**To do**. Could you copy every entry exactly, dropping the pictures?
○ ○ ○
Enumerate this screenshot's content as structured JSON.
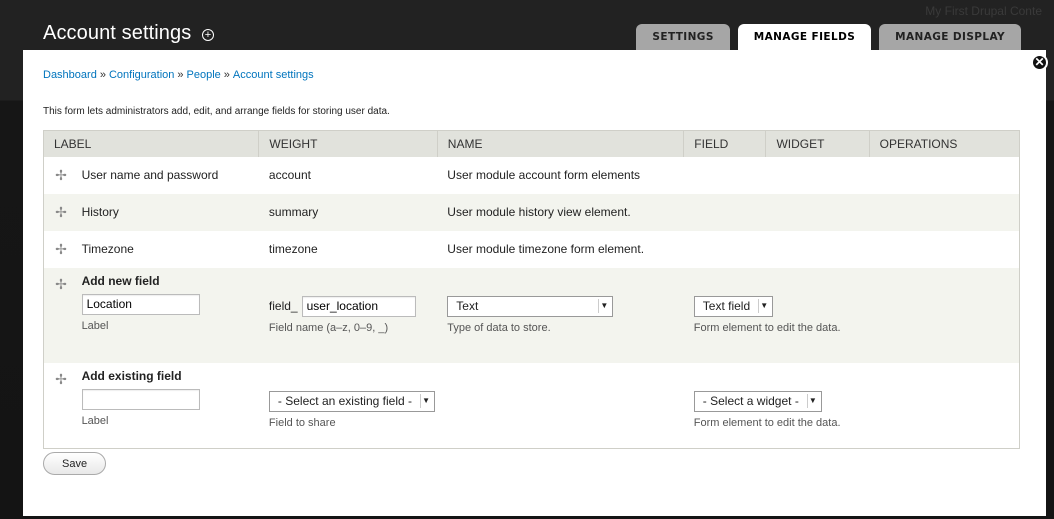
{
  "site": {
    "name": "My First Drupal Conte"
  },
  "page": {
    "title": "Account settings",
    "add_shortcut": "+"
  },
  "tabs": [
    {
      "label": "SETTINGS",
      "active": false
    },
    {
      "label": "MANAGE FIELDS",
      "active": true
    },
    {
      "label": "MANAGE DISPLAY",
      "active": false
    }
  ],
  "breadcrumb": {
    "items": [
      "Dashboard",
      "Configuration",
      "People",
      "Account settings"
    ],
    "separator": "»"
  },
  "description": "This form lets administrators add, edit, and arrange fields for storing user data.",
  "table": {
    "headers": [
      "LABEL",
      "WEIGHT",
      "NAME",
      "FIELD",
      "WIDGET",
      "OPERATIONS"
    ],
    "rows": [
      {
        "label": "User name and password",
        "weight": "account",
        "name": "User module account form elements"
      },
      {
        "label": "History",
        "weight": "summary",
        "name": "User module history view element."
      },
      {
        "label": "Timezone",
        "weight": "timezone",
        "name": "User module timezone form element."
      }
    ],
    "add_new": {
      "title": "Add new field",
      "label_value": "Location",
      "label_help": "Label",
      "field_prefix": "field_",
      "field_name_value": "user_location",
      "field_name_help": "Field name (a–z, 0–9, _)",
      "type_value": "Text",
      "type_help": "Type of data to store.",
      "widget_value": "Text field",
      "widget_help": "Form element to edit the data."
    },
    "add_existing": {
      "title": "Add existing field",
      "label_value": "",
      "label_help": "Label",
      "field_select": "- Select an existing field -",
      "field_help": "Field to share",
      "widget_select": "- Select a widget -",
      "widget_help": "Form element to edit the data."
    }
  },
  "save_label": "Save",
  "close_icon": "close-icon",
  "drag_icon": "drag-handle-icon"
}
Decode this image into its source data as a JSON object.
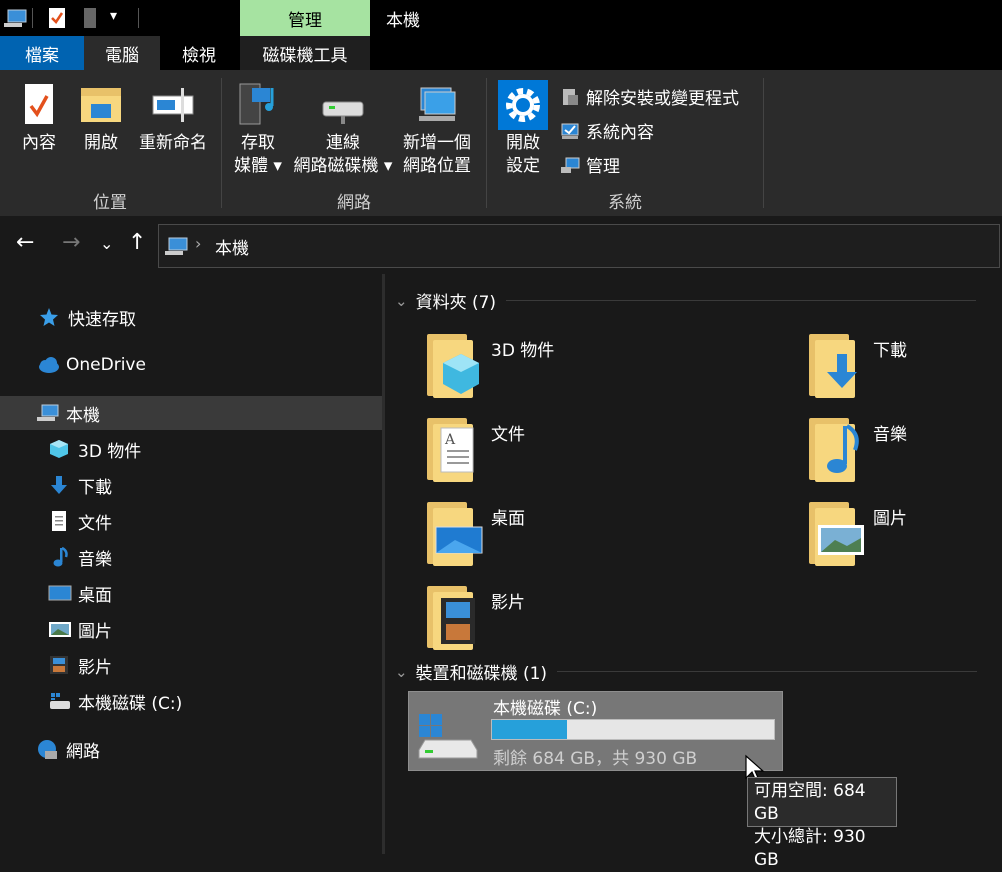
{
  "window": {
    "title": "本機",
    "context_group": "管理"
  },
  "tabs": [
    "檔案",
    "電腦",
    "檢視",
    "磁碟機工具"
  ],
  "ribbon": {
    "location": {
      "label": "位置",
      "buttons": [
        "內容",
        "開啟",
        "重新命名"
      ]
    },
    "network": {
      "label": "網路",
      "buttons": [
        {
          "line1": "存取",
          "line2": "媒體 ▾"
        },
        {
          "line1": "連線",
          "line2": "網路磁碟機 ▾"
        },
        {
          "line1": "新增一個",
          "line2": "網路位置"
        }
      ]
    },
    "system": {
      "label": "系統",
      "open_settings": {
        "line1": "開啟",
        "line2": "設定"
      },
      "items": [
        "解除安裝或變更程式",
        "系統內容",
        "管理"
      ]
    }
  },
  "address": {
    "location": "本機"
  },
  "sidebar": {
    "quick_access": "快速存取",
    "onedrive": "OneDrive",
    "this_pc": "本機",
    "children": [
      "3D 物件",
      "下載",
      "文件",
      "音樂",
      "桌面",
      "圖片",
      "影片",
      "本機磁碟 (C:)"
    ],
    "network": "網路"
  },
  "content": {
    "folders_header": "資料夾 (7)",
    "folders": [
      "3D 物件",
      "下載",
      "文件",
      "音樂",
      "桌面",
      "圖片",
      "影片"
    ],
    "devices_header": "裝置和磁碟機 (1)",
    "drive": {
      "name": "本機磁碟 (C:)",
      "free_text": "剩餘 684 GB，共 930 GB",
      "used_fraction": 0.265
    }
  },
  "tooltip": {
    "line1": "可用空間: 684 GB",
    "line2": "大小總計: 930 GB"
  },
  "colors": {
    "accent": "#0063b1",
    "context_tab": "#a6e3a1",
    "progress": "#26a0da"
  }
}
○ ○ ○
**Answer box**.
Enumerate this screenshot's content as structured JSON.
{
  "site": {
    "name": "My First Drupal Conte"
  },
  "page": {
    "title": "Account settings",
    "add_shortcut": "+"
  },
  "tabs": [
    {
      "label": "SETTINGS",
      "active": false
    },
    {
      "label": "MANAGE FIELDS",
      "active": true
    },
    {
      "label": "MANAGE DISPLAY",
      "active": false
    }
  ],
  "breadcrumb": {
    "items": [
      "Dashboard",
      "Configuration",
      "People",
      "Account settings"
    ],
    "separator": "»"
  },
  "description": "This form lets administrators add, edit, and arrange fields for storing user data.",
  "table": {
    "headers": [
      "LABEL",
      "WEIGHT",
      "NAME",
      "FIELD",
      "WIDGET",
      "OPERATIONS"
    ],
    "rows": [
      {
        "label": "User name and password",
        "weight": "account",
        "name": "User module account form elements"
      },
      {
        "label": "History",
        "weight": "summary",
        "name": "User module history view element."
      },
      {
        "label": "Timezone",
        "weight": "timezone",
        "name": "User module timezone form element."
      }
    ],
    "add_new": {
      "title": "Add new field",
      "label_value": "Location",
      "label_help": "Label",
      "field_prefix": "field_",
      "field_name_value": "user_location",
      "field_name_help": "Field name (a–z, 0–9, _)",
      "type_value": "Text",
      "type_help": "Type of data to store.",
      "widget_value": "Text field",
      "widget_help": "Form element to edit the data."
    },
    "add_existing": {
      "title": "Add existing field",
      "label_value": "",
      "label_help": "Label",
      "field_select": "- Select an existing field -",
      "field_help": "Field to share",
      "widget_select": "- Select a widget -",
      "widget_help": "Form element to edit the data."
    }
  },
  "save_label": "Save",
  "close_icon": "close-icon",
  "drag_icon": "drag-handle-icon"
}
Decode this image into its source data as a JSON object.
{
  "window": {
    "title": "本機",
    "context_group": "管理"
  },
  "tabs": [
    "檔案",
    "電腦",
    "檢視",
    "磁碟機工具"
  ],
  "ribbon": {
    "location": {
      "label": "位置",
      "buttons": [
        "內容",
        "開啟",
        "重新命名"
      ]
    },
    "network": {
      "label": "網路",
      "buttons": [
        {
          "line1": "存取",
          "line2": "媒體 ▾"
        },
        {
          "line1": "連線",
          "line2": "網路磁碟機 ▾"
        },
        {
          "line1": "新增一個",
          "line2": "網路位置"
        }
      ]
    },
    "system": {
      "label": "系統",
      "open_settings": {
        "line1": "開啟",
        "line2": "設定"
      },
      "items": [
        "解除安裝或變更程式",
        "系統內容",
        "管理"
      ]
    }
  },
  "address": {
    "location": "本機"
  },
  "sidebar": {
    "quick_access": "快速存取",
    "onedrive": "OneDrive",
    "this_pc": "本機",
    "children": [
      "3D 物件",
      "下載",
      "文件",
      "音樂",
      "桌面",
      "圖片",
      "影片",
      "本機磁碟 (C:)"
    ],
    "network": "網路"
  },
  "content": {
    "folders_header": "資料夾 (7)",
    "folders": [
      "3D 物件",
      "下載",
      "文件",
      "音樂",
      "桌面",
      "圖片",
      "影片"
    ],
    "devices_header": "裝置和磁碟機 (1)",
    "drive": {
      "name": "本機磁碟 (C:)",
      "free_text": "剩餘 684 GB，共 930 GB",
      "used_fraction": 0.265
    }
  },
  "tooltip": {
    "line1": "可用空間: 684 GB",
    "line2": "大小總計: 930 GB"
  },
  "colors": {
    "accent": "#0063b1",
    "context_tab": "#a6e3a1",
    "progress": "#26a0da"
  }
}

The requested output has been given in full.